_Exercise prompt_. Among the lines of the records, count those containing the word "Order", then give the number alone.

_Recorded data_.
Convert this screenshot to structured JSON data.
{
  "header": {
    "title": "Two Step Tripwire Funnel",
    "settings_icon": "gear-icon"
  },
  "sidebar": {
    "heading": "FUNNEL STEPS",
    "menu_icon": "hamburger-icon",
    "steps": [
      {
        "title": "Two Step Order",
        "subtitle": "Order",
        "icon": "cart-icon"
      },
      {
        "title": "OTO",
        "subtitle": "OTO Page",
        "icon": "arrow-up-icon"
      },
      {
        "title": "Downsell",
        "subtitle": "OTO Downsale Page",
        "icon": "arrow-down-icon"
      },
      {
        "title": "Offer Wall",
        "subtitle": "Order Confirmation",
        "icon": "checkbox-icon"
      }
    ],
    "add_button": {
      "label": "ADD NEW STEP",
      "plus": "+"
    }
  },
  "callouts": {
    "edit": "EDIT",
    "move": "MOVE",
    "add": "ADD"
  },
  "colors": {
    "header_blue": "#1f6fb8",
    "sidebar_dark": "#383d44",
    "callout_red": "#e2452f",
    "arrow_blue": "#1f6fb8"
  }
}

_Task solution_. 3